RECORDS SUPPLIED
★ ★ ★ ★

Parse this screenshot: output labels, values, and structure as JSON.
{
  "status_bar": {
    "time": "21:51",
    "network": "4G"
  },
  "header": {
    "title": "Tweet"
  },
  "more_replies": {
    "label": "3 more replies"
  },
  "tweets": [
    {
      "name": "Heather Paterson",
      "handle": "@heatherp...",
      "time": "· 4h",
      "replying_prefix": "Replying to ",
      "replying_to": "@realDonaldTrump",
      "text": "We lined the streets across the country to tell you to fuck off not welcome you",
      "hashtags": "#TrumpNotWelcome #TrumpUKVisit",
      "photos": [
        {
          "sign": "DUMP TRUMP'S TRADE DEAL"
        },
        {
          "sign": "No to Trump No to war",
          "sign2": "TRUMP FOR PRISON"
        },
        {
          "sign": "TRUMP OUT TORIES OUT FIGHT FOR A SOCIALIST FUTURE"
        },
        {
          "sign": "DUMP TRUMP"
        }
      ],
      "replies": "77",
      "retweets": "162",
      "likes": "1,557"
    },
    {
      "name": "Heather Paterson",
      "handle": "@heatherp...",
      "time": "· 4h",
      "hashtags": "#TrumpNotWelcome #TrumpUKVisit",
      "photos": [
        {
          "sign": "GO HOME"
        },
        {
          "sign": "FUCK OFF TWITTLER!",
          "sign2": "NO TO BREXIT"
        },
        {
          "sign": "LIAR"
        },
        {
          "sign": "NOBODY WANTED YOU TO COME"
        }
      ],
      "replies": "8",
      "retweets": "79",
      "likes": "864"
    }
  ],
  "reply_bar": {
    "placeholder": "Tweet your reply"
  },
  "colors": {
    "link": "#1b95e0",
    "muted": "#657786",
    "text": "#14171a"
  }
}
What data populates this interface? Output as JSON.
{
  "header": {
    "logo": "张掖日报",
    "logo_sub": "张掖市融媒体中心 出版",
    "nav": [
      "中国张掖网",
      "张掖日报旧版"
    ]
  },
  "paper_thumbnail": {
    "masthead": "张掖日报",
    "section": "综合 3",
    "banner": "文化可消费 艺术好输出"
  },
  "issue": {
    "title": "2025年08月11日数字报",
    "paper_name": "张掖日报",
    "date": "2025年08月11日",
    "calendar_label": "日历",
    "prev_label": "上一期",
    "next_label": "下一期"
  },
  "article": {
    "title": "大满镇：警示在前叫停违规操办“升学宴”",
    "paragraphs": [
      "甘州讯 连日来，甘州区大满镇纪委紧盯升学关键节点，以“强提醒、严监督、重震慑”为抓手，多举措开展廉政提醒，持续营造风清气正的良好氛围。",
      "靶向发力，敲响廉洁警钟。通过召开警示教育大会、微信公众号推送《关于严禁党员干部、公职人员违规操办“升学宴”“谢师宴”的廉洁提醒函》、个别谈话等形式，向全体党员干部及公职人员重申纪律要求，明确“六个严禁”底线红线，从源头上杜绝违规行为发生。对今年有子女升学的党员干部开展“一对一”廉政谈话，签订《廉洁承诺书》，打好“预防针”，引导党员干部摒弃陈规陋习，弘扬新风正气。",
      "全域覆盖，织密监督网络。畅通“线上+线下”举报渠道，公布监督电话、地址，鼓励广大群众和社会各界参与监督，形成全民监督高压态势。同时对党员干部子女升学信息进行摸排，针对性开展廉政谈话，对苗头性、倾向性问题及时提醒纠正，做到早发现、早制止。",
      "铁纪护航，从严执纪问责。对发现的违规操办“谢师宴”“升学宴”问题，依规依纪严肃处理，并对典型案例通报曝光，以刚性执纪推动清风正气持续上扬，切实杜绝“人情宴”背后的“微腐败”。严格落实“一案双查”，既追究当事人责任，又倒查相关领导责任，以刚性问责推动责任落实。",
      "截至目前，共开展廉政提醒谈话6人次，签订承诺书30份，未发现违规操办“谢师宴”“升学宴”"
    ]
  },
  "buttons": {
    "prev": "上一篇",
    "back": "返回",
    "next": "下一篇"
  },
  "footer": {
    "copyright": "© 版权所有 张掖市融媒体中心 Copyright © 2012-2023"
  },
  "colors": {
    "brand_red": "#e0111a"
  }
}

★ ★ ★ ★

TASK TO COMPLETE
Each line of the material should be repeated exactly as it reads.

REPLY TO THE EXERCISE
Parse this screenshot: output labels, values, and structure as JSON.
{
  "status_bar": {
    "time": "21:51",
    "network": "4G"
  },
  "header": {
    "title": "Tweet"
  },
  "more_replies": {
    "label": "3 more replies"
  },
  "tweets": [
    {
      "name": "Heather Paterson",
      "handle": "@heatherp...",
      "time": "· 4h",
      "replying_prefix": "Replying to ",
      "replying_to": "@realDonaldTrump",
      "text": "We lined the streets across the country to tell you to fuck off not welcome you",
      "hashtags": "#TrumpNotWelcome #TrumpUKVisit",
      "photos": [
        {
          "sign": "DUMP TRUMP'S TRADE DEAL"
        },
        {
          "sign": "No to Trump No to war",
          "sign2": "TRUMP FOR PRISON"
        },
        {
          "sign": "TRUMP OUT TORIES OUT FIGHT FOR A SOCIALIST FUTURE"
        },
        {
          "sign": "DUMP TRUMP"
        }
      ],
      "replies": "77",
      "retweets": "162",
      "likes": "1,557"
    },
    {
      "name": "Heather Paterson",
      "handle": "@heatherp...",
      "time": "· 4h",
      "hashtags": "#TrumpNotWelcome #TrumpUKVisit",
      "photos": [
        {
          "sign": "GO HOME"
        },
        {
          "sign": "FUCK OFF TWITTLER!",
          "sign2": "NO TO BREXIT"
        },
        {
          "sign": "LIAR"
        },
        {
          "sign": "NOBODY WANTED YOU TO COME"
        }
      ],
      "replies": "8",
      "retweets": "79",
      "likes": "864"
    }
  ],
  "reply_bar": {
    "placeholder": "Tweet your reply"
  },
  "colors": {
    "link": "#1b95e0",
    "muted": "#657786",
    "text": "#14171a"
  }
}
What data populates this interface? Output as JSON.
{
  "header": {
    "logo": "张掖日报",
    "logo_sub": "张掖市融媒体中心 出版",
    "nav": [
      "中国张掖网",
      "张掖日报旧版"
    ]
  },
  "paper_thumbnail": {
    "masthead": "张掖日报",
    "section": "综合 3",
    "banner": "文化可消费 艺术好输出"
  },
  "issue": {
    "title": "2025年08月11日数字报",
    "paper_name": "张掖日报",
    "date": "2025年08月11日",
    "calendar_label": "日历",
    "prev_label": "上一期",
    "next_label": "下一期"
  },
  "article": {
    "title": "大满镇：警示在前叫停违规操办“升学宴”",
    "paragraphs": [
      "甘州讯 连日来，甘州区大满镇纪委紧盯升学关键节点，以“强提醒、严监督、重震慑”为抓手，多举措开展廉政提醒，持续营造风清气正的良好氛围。",
      "靶向发力，敲响廉洁警钟。通过召开警示教育大会、微信公众号推送《关于严禁党员干部、公职人员违规操办“升学宴”“谢师宴”的廉洁提醒函》、个别谈话等形式，向全体党员干部及公职人员重申纪律要求，明确“六个严禁”底线红线，从源头上杜绝违规行为发生。对今年有子女升学的党员干部开展“一对一”廉政谈话，签订《廉洁承诺书》，打好“预防针”，引导党员干部摒弃陈规陋习，弘扬新风正气。",
      "全域覆盖，织密监督网络。畅通“线上+线下”举报渠道，公布监督电话、地址，鼓励广大群众和社会各界参与监督，形成全民监督高压态势。同时对党员干部子女升学信息进行摸排，针对性开展廉政谈话，对苗头性、倾向性问题及时提醒纠正，做到早发现、早制止。",
      "铁纪护航，从严执纪问责。对发现的违规操办“谢师宴”“升学宴”问题，依规依纪严肃处理，并对典型案例通报曝光，以刚性执纪推动清风正气持续上扬，切实杜绝“人情宴”背后的“微腐败”。严格落实“一案双查”，既追究当事人责任，又倒查相关领导责任，以刚性问责推动责任落实。",
      "截至目前，共开展廉政提醒谈话6人次，签订承诺书30份，未发现违规操办“谢师宴”“升学宴”"
    ]
  },
  "buttons": {
    "prev": "上一篇",
    "back": "返回",
    "next": "下一篇"
  },
  "footer": {
    "copyright": "© 版权所有 张掖市融媒体中心 Copyright © 2012-2023"
  },
  "colors": {
    "brand_red": "#e0111a"
  }
}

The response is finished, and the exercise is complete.